Exercise objective:
In the entries that follow, find the word "Create" and report each line it is on.

Input material:
============

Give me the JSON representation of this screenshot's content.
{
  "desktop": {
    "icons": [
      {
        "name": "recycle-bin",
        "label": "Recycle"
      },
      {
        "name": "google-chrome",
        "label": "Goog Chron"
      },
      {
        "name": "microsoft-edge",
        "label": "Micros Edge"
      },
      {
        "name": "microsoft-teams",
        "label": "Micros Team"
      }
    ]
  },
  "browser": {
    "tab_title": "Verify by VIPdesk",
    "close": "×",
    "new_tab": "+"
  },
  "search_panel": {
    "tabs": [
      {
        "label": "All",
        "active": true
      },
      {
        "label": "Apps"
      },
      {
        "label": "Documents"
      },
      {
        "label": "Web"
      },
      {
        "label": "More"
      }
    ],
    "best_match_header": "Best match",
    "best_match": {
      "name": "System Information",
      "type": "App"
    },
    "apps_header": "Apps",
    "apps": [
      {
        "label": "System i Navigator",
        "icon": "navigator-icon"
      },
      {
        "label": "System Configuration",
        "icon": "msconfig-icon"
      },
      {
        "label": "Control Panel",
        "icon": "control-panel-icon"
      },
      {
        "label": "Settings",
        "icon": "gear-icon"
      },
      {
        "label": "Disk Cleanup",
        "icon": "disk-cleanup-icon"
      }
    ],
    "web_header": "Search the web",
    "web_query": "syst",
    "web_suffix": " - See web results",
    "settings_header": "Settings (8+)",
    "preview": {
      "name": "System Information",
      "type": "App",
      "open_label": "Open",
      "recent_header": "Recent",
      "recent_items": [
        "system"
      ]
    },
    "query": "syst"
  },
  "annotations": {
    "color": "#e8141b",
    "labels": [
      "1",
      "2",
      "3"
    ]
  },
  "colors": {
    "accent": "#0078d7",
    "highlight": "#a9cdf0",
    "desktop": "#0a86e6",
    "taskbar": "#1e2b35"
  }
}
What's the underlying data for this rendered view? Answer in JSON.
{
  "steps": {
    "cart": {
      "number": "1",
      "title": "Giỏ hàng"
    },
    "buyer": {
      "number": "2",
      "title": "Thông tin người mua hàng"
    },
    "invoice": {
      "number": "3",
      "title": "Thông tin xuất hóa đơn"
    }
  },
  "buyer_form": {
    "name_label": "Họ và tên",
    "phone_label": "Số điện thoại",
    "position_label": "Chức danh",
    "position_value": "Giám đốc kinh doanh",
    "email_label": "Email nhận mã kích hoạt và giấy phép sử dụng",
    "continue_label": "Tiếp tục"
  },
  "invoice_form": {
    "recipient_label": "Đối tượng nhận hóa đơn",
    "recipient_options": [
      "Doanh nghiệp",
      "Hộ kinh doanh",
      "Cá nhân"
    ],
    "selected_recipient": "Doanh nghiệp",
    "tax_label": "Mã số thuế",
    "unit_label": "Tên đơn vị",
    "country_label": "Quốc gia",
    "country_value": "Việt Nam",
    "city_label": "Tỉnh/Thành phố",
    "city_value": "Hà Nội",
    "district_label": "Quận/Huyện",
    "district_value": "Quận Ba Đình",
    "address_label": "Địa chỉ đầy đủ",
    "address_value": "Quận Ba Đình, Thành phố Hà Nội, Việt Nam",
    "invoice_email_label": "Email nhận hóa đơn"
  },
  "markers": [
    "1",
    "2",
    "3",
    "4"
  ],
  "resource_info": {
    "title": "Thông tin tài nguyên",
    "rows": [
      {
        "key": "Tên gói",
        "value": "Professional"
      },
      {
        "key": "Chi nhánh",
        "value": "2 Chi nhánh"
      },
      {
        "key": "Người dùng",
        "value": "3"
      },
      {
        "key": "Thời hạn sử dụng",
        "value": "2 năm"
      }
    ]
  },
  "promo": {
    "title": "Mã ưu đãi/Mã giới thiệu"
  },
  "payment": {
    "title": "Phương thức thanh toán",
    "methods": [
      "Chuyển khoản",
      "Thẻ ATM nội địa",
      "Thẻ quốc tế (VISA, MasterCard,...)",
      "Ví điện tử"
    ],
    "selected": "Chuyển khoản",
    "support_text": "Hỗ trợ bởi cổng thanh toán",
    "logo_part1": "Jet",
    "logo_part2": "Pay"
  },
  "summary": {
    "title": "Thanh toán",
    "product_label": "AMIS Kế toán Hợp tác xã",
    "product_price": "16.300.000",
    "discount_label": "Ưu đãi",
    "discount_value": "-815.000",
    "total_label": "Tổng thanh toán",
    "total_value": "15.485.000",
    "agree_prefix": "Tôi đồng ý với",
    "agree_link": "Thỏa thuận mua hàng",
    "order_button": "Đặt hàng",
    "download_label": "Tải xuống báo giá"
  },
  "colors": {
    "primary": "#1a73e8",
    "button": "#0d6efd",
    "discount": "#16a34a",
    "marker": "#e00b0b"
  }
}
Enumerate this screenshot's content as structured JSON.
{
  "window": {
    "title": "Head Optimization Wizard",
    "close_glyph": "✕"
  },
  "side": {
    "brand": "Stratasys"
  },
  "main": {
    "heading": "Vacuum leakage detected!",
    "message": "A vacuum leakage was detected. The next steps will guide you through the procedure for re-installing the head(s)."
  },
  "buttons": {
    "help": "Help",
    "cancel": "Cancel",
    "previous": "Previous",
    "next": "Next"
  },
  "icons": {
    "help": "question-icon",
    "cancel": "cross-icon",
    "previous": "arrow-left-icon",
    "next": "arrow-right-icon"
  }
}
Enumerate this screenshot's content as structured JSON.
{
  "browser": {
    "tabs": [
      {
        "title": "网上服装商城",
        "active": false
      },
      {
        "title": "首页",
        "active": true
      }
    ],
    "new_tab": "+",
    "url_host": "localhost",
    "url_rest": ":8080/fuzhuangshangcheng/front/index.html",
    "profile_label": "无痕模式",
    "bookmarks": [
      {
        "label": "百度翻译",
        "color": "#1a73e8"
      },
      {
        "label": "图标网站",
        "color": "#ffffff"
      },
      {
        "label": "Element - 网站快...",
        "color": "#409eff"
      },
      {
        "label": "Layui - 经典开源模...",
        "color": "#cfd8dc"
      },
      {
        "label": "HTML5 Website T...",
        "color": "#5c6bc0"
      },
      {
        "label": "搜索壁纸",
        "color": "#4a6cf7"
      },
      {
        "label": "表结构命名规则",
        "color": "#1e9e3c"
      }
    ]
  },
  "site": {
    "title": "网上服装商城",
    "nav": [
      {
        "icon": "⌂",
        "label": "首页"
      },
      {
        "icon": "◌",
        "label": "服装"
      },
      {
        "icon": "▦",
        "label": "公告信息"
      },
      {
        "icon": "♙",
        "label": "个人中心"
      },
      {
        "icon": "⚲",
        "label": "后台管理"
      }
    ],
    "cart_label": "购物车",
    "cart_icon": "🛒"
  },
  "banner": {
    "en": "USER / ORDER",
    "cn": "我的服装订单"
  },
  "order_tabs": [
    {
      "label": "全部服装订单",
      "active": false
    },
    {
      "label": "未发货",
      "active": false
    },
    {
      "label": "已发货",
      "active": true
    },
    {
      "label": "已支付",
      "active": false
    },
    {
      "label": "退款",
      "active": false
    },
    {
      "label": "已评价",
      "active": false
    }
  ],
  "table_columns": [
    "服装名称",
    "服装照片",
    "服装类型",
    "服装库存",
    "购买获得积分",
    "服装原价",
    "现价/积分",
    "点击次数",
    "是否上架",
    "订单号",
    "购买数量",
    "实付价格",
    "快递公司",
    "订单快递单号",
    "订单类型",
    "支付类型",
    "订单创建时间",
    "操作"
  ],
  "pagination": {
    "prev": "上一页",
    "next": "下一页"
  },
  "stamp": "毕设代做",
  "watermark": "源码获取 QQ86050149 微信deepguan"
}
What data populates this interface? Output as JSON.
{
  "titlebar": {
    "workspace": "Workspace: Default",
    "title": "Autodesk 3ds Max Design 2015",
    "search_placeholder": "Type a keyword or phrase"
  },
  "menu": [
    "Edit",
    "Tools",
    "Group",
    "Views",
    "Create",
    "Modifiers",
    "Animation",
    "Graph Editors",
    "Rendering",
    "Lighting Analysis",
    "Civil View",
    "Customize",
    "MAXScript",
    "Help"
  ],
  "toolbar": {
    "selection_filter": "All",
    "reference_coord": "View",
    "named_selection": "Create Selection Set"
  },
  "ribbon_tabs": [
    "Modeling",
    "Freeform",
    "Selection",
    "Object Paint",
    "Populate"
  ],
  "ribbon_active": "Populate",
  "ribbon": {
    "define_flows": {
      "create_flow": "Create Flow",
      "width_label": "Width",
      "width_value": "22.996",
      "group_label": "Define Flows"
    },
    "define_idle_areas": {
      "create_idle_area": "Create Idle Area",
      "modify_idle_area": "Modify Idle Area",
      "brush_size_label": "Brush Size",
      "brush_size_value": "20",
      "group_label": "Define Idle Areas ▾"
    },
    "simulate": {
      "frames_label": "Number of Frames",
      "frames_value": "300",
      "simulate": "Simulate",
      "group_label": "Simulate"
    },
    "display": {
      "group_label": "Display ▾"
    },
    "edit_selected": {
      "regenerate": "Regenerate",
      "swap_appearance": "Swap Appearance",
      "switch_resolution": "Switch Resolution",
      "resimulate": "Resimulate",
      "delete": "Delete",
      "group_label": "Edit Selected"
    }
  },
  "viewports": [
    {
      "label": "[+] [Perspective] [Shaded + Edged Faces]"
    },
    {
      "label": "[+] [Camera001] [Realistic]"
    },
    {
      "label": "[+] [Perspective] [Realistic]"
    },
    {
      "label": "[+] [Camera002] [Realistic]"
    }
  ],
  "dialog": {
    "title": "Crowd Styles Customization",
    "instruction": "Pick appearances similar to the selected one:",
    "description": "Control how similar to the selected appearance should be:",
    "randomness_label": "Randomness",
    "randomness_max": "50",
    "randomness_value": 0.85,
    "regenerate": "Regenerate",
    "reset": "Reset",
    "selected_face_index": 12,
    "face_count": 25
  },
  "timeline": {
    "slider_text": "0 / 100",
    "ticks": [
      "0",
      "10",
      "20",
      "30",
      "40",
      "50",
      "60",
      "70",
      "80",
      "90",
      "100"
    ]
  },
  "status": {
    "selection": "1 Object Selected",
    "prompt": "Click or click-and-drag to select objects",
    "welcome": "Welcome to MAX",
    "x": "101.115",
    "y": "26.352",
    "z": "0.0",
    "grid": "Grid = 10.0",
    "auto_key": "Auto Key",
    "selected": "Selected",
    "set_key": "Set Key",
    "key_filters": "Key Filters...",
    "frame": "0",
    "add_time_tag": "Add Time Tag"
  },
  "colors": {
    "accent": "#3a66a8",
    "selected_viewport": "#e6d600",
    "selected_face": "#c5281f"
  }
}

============

Solution to the exercise:
    "Create",
    "named_selection": "Create Selection Set"
      "create_flow": "Create Flow",
      "create_idle_area": "Create Idle Area",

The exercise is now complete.